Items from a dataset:
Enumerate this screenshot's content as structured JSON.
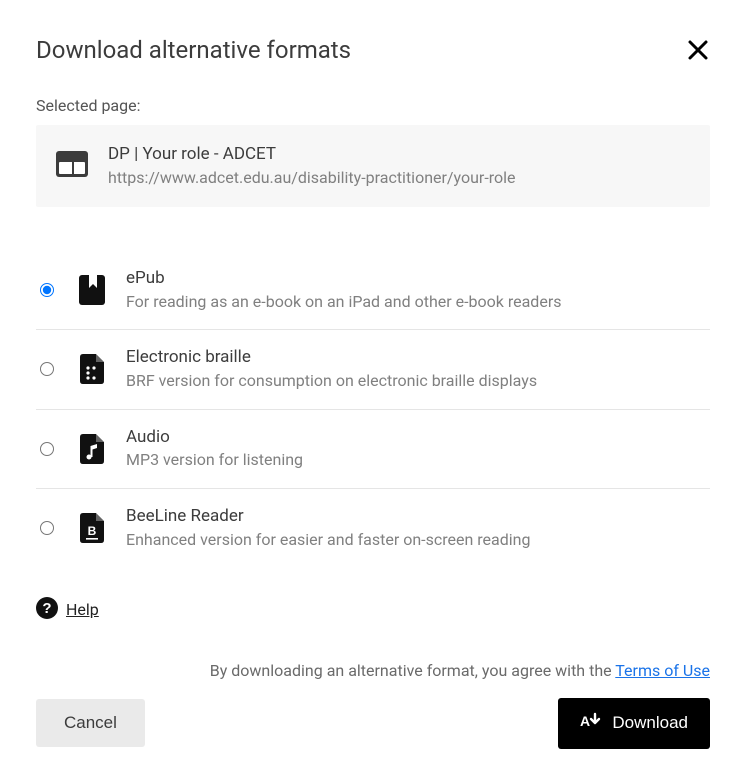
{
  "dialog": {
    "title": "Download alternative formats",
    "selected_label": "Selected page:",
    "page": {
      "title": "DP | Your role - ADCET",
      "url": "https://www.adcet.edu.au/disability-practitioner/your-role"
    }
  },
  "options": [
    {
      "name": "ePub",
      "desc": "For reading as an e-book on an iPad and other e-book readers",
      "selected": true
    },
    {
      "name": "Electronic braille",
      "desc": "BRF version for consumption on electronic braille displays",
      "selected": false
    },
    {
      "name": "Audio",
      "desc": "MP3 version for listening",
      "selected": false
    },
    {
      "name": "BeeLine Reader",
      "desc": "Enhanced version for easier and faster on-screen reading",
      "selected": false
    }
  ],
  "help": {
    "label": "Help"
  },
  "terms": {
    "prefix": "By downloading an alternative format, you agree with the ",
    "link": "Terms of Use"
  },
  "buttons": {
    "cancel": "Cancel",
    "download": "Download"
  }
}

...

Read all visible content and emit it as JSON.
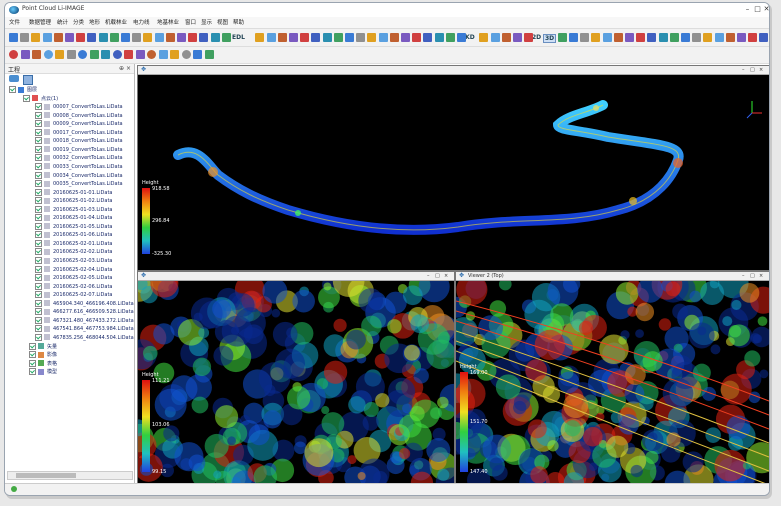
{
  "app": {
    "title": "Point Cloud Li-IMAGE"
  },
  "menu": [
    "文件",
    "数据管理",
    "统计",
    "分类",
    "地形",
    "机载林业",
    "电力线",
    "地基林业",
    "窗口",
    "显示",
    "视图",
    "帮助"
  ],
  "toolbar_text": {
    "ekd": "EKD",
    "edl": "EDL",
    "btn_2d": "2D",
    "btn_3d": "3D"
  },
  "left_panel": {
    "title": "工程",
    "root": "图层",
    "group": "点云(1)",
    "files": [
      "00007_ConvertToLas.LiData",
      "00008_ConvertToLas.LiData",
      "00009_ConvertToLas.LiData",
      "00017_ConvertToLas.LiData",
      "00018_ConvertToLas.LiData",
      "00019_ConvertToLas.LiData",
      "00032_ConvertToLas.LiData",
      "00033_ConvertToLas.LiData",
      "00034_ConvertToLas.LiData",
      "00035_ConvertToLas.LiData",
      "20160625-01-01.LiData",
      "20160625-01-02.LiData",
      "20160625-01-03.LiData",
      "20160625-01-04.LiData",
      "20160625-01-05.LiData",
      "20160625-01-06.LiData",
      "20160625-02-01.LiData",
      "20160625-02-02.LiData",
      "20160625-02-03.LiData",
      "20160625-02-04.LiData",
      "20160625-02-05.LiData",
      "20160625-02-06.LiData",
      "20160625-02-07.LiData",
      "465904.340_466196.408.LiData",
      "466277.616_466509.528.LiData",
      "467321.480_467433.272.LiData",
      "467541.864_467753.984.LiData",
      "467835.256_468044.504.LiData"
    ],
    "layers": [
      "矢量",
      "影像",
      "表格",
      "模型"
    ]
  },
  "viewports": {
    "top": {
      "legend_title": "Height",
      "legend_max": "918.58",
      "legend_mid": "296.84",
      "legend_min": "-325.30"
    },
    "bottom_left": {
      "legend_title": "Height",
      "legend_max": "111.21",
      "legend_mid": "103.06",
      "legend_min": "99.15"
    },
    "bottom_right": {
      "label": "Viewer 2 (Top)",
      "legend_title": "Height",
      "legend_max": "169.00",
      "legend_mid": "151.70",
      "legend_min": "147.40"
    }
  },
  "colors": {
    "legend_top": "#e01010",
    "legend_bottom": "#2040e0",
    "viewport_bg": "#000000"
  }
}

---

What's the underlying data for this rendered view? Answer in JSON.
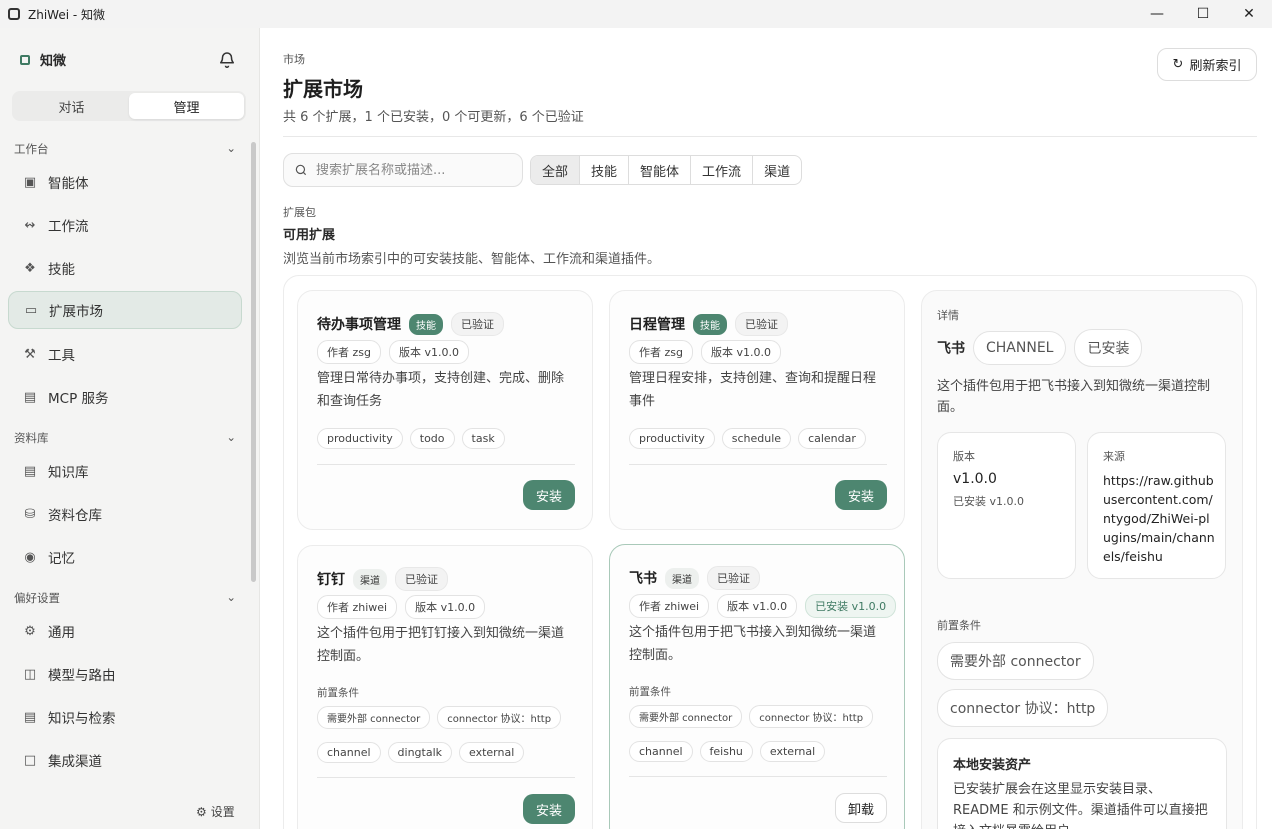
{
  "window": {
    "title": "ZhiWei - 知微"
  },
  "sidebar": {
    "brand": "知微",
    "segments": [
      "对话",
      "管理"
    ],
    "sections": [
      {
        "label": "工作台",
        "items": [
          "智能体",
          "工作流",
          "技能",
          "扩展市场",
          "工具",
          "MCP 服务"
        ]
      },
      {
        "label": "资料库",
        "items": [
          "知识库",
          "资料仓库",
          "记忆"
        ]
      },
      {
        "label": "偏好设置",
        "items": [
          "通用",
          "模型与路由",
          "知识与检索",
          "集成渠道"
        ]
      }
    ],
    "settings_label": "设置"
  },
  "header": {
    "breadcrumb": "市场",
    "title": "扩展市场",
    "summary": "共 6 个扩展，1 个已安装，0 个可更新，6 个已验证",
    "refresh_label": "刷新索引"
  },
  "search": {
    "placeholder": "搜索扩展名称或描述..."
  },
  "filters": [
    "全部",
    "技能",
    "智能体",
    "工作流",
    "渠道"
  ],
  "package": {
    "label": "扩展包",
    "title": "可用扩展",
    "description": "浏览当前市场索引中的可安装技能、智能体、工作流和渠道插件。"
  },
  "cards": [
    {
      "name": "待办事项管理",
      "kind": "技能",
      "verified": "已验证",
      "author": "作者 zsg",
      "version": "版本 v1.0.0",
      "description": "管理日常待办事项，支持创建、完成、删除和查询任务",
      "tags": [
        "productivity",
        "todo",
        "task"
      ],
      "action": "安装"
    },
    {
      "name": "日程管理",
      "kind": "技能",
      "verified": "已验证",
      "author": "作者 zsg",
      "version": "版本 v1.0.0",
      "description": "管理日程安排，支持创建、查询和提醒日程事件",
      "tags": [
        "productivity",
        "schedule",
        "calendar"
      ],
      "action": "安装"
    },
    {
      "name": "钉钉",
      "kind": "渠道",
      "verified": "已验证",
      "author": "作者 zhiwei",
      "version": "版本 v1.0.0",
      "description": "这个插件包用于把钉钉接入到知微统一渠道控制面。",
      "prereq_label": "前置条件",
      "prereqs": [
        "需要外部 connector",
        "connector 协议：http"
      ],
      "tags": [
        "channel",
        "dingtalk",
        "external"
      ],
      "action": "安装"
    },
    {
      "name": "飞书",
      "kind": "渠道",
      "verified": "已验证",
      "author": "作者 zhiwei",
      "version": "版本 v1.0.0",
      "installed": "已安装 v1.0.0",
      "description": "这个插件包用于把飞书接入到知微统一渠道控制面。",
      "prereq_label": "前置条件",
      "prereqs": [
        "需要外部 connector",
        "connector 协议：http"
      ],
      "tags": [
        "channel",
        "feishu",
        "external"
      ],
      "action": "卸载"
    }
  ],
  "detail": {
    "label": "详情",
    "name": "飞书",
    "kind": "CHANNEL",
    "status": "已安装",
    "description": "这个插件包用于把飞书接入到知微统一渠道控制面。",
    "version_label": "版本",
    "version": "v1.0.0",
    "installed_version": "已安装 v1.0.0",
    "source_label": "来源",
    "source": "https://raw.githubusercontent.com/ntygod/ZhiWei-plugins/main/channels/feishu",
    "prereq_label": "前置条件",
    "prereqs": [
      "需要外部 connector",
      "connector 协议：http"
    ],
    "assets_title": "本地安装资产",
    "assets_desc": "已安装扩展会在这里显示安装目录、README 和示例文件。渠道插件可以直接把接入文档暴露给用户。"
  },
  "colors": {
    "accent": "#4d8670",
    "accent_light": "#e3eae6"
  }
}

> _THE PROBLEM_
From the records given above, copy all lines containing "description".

> _TASK SOLUTION_
    "description": "浏览当前市场索引中的可安装技能、智能体、工作流和渠道插件。"
      "description": "管理日常待办事项，支持创建、完成、删除和查询任务",
      "description": "管理日程安排，支持创建、查询和提醒日程事件",
      "description": "这个插件包用于把钉钉接入到知微统一渠道控制面。",
      "description": "这个插件包用于把飞书接入到知微统一渠道控制面。",
    "description": "这个插件包用于把飞书接入到知微统一渠道控制面。",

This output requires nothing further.